headed the U.N. Special Commission to disarm Iraq from 1997 to 1999,
said in an interview with CNN.

Butler's tenure at UNSCOM was marked by repeated disputes with the
Iraqi authorities over access to suspected arms sites. His inspectors
left in 1998, just before a U.S.-British bombing campaign aimed at
punishing Iraq for its perceived stonewalling on inspections.

``'Come back to the country without conditions' sounds good,'' Butler
said, referring to a letter to U.N. Secretary General Kofi Annan
delivered by Iraq Monday.

``But what we really needed to hear is that you can inspect without
conditions, that is you can go anywhere, anytime. It did not say that,
that is a black hole. That is a significant omission,'' Butler said.
``It is a very snakey letter.''


http://www.nytimes.com/reuters/international/international-iraq-butler.html




 Topic 23 of 96 [news]: Gulf War 1.1?
 Response 24 of 29: Paul Terry Walhus (terry) * Fri, Sep 20, 2002 (07:22) * 8 lines 
 
Remember, "it's the economy stupid?"

Friday, September 20, 2002; Page A28


THE SHOWDOWN with Iraq is prompting understandable worries about its effects on the economy. The possibility of disruption to oil shipments from the Persian Gulf has pushed energy prices up, with Saddam Hussein's promise to allow in weapons inspectors undoing only part of the "fear premium." Lawrence Lindsey, President Bush's economic adviser, has suggested that a war might cost between $100 billion and $200 billion -- this at a time when the federal budget is already overloaded. To people who oppose the war, it is tempting to cite these economic strains as additional reasons to avoid it. But this would be to miss a larger point.

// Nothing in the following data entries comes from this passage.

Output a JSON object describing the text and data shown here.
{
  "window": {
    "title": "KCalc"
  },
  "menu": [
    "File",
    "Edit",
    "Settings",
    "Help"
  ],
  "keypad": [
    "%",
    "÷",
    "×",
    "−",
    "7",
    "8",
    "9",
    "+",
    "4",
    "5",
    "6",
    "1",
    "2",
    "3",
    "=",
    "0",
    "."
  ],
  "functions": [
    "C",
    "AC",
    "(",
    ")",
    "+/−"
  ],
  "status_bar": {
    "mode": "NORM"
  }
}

The real economic questions raised by the administration's foreign policy concern the longer term, not the one-time shock to oil prices or the budget.

http://www.washingtonpost.com/wp-dyn/articles/A42089-2002Sep19.html


 Topic 23 of 96 [news]: Gulf War 1.1?
 Response 25 of 29: Paul Terry Walhus (terry) * Thu, Oct 10, 2002 (20:55) * 7 lines 
 
http://abcnews.go.com/wire/Politics/ap20021010_2118.html

"The House overwhelmingly approved on Thursday a compromise $355.4 billion
defense bill brimming with money for new destroyers, helicopters and
missiles and granting President Bush most of the Pentagon buildup he
requested following last year's terrorist attacks."



 Topic 23 of 96 [news]: Gulf War 1.1?
 Response 26 of 29: Paul Terry Walhus (terry) * Wed, Oct 16, 2002 (22:00) * 1 lines 
 
With 100% of the vote in and 100% for Saddam, I'd have to say this election was "too close to call", wouldn't you?


 Topic 23 of 96 [news]: Gulf War 1.1?
 Response 27 of 29: anon  (visitor) * Mon, Nov  4, 2002 (10:15) * 3 lines 
 
For anyone not interested in a war on Iraq, you may want to participate here...

http://www.shinybluegrasshopper.com/nowar/


 Topic 23 of 96 [news]: Gulf War 1.1?
 Response 28 of 29: Stacey   (stacey) * Wed, Nov  6, 2002 (13:43) * 1 lines 
 
With last night's election results in... looks like those of us not on the war bandwagon will be sorely disappointed...


 Topic 23 of 96 [news]: Gulf War 1.1?
 Response 29 of 29: Paul Terry Walhus (terry) * Thu, Nov  7, 2002 (07:19) * 1 lines 
 
Can you spell "inevitable"? 9/11 has changed the whole tone of American politics and Americans are still smarting from this incident. Thus, the results we saw a couple of nights ago.

Prev topicNext topicHelp

news conference Main Menu